_Work task_:
From the first line to the last, copy the material exactly.

_Data extract_:

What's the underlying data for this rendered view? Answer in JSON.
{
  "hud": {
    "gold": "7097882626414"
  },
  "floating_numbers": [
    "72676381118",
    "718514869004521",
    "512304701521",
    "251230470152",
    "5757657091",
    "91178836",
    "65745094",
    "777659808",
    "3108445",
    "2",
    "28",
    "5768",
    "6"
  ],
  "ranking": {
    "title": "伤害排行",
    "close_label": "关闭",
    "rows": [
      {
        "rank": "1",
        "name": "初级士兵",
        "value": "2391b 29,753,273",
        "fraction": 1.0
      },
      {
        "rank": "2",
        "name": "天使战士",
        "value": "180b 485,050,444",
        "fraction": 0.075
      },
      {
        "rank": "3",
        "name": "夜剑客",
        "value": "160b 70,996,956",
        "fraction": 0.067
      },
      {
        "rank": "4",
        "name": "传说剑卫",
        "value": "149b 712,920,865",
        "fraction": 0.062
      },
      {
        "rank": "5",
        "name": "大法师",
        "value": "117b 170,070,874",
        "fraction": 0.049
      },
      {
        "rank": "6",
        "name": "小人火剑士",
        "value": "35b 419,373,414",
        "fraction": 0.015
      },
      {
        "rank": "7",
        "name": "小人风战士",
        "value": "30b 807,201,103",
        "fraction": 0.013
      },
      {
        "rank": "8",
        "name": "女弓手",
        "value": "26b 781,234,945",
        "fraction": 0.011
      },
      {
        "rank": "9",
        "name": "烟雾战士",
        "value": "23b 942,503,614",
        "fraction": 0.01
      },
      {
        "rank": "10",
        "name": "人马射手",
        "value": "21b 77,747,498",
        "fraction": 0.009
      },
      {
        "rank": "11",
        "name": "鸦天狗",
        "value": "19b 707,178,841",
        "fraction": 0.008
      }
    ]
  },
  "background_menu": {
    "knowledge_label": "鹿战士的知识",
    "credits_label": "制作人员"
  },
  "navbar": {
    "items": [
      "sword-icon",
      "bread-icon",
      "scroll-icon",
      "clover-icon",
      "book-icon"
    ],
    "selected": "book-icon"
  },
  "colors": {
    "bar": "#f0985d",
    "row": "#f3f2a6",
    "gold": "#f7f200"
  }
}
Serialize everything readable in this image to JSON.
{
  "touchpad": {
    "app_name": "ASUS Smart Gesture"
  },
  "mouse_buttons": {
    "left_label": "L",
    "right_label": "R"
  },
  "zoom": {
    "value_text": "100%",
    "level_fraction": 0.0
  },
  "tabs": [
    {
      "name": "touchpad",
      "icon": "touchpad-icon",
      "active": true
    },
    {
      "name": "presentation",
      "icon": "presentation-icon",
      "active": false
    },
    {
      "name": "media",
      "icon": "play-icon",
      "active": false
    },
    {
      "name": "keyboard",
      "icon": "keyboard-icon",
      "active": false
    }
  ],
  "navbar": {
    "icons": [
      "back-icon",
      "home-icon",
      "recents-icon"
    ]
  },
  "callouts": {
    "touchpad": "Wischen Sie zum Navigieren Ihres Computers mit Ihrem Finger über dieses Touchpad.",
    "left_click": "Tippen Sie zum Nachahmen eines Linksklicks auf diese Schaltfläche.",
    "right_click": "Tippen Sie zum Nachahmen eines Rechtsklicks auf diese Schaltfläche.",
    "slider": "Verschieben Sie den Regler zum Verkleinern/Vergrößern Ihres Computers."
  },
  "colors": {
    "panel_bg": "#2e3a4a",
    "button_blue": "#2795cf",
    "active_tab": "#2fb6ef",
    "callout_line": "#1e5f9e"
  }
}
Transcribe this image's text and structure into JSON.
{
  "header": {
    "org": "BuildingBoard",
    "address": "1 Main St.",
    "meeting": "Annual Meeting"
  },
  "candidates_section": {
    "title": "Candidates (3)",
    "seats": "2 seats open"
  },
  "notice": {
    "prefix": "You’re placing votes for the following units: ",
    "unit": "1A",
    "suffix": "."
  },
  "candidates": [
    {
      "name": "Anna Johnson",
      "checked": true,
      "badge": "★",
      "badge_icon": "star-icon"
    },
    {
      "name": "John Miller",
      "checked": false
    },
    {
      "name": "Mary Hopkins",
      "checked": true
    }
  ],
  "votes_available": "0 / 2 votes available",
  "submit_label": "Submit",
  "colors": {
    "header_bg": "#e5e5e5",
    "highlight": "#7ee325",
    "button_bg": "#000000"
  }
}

_Response to the task_:
What's the underlying data for this rendered view? Answer in JSON.
{
  "hud": {
    "gold": "7097882626414"
  },
  "floating_numbers": [
    "72676381118",
    "718514869004521",
    "512304701521",
    "251230470152",
    "5757657091",
    "91178836",
    "65745094",
    "777659808",
    "3108445",
    "2",
    "28",
    "5768",
    "6"
  ],
  "ranking": {
    "title": "伤害排行",
    "close_label": "关闭",
    "rows": [
      {
        "rank": "1",
        "name": "初级士兵",
        "value": "2391b 29,753,273",
        "fraction": 1.0
      },
      {
        "rank": "2",
        "name": "天使战士",
        "value": "180b 485,050,444",
        "fraction": 0.075
      },
      {
        "rank": "3",
        "name": "夜剑客",
        "value": "160b 70,996,956",
        "fraction": 0.067
      },
      {
        "rank": "4",
        "name": "传说剑卫",
        "value": "149b 712,920,865",
        "fraction": 0.062
      },
      {
        "rank": "5",
        "name": "大法师",
        "value": "117b 170,070,874",
        "fraction": 0.049
      },
      {
        "rank": "6",
        "name": "小人火剑士",
        "value": "35b 419,373,414",
        "fraction": 0.015
      },
      {
        "rank": "7",
        "name": "小人风战士",
        "value": "30b 807,201,103",
        "fraction": 0.013
      },
      {
        "rank": "8",
        "name": "女弓手",
        "value": "26b 781,234,945",
        "fraction": 0.011
      },
      {
        "rank": "9",
        "name": "烟雾战士",
        "value": "23b 942,503,614",
        "fraction": 0.01
      },
      {
        "rank": "10",
        "name": "人马射手",
        "value": "21b 77,747,498",
        "fraction": 0.009
      },
      {
        "rank": "11",
        "name": "鸦天狗",
        "value": "19b 707,178,841",
        "fraction": 0.008
      }
    ]
  },
  "background_menu": {
    "knowledge_label": "鹿战士的知识",
    "credits_label": "制作人员"
  },
  "navbar": {
    "items": [
      "sword-icon",
      "bread-icon",
      "scroll-icon",
      "clover-icon",
      "book-icon"
    ],
    "selected": "book-icon"
  },
  "colors": {
    "bar": "#f0985d",
    "row": "#f3f2a6",
    "gold": "#f7f200"
  }
}
Serialize everything readable in this image to JSON.
{
  "touchpad": {
    "app_name": "ASUS Smart Gesture"
  },
  "mouse_buttons": {
    "left_label": "L",
    "right_label": "R"
  },
  "zoom": {
    "value_text": "100%",
    "level_fraction": 0.0
  },
  "tabs": [
    {
      "name": "touchpad",
      "icon": "touchpad-icon",
      "active": true
    },
    {
      "name": "presentation",
      "icon": "presentation-icon",
      "active": false
    },
    {
      "name": "media",
      "icon": "play-icon",
      "active": false
    },
    {
      "name": "keyboard",
      "icon": "keyboard-icon",
      "active": false
    }
  ],
  "navbar": {
    "icons": [
      "back-icon",
      "home-icon",
      "recents-icon"
    ]
  },
  "callouts": {
    "touchpad": "Wischen Sie zum Navigieren Ihres Computers mit Ihrem Finger über dieses Touchpad.",
    "left_click": "Tippen Sie zum Nachahmen eines Linksklicks auf diese Schaltfläche.",
    "right_click": "Tippen Sie zum Nachahmen eines Rechtsklicks auf diese Schaltfläche.",
    "slider": "Verschieben Sie den Regler zum Verkleinern/Vergrößern Ihres Computers."
  },
  "colors": {
    "panel_bg": "#2e3a4a",
    "button_blue": "#2795cf",
    "active_tab": "#2fb6ef",
    "callout_line": "#1e5f9e"
  }
}
Transcribe this image's text and structure into JSON.
{
  "header": {
    "org": "BuildingBoard",
    "address": "1 Main St.",
    "meeting": "Annual Meeting"
  },
  "candidates_section": {
    "title": "Candidates (3)",
    "seats": "2 seats open"
  },
  "notice": {
    "prefix": "You’re placing votes for the following units: ",
    "unit": "1A",
    "suffix": "."
  },
  "candidates": [
    {
      "name": "Anna Johnson",
      "checked": true,
      "badge": "★",
      "badge_icon": "star-icon"
    },
    {
      "name": "John Miller",
      "checked": false
    },
    {
      "name": "Mary Hopkins",
      "checked": true
    }
  ],
  "votes_available": "0 / 2 votes available",
  "submit_label": "Submit",
  "colors": {
    "header_bg": "#e5e5e5",
    "highlight": "#7ee325",
    "button_bg": "#000000"
  }
}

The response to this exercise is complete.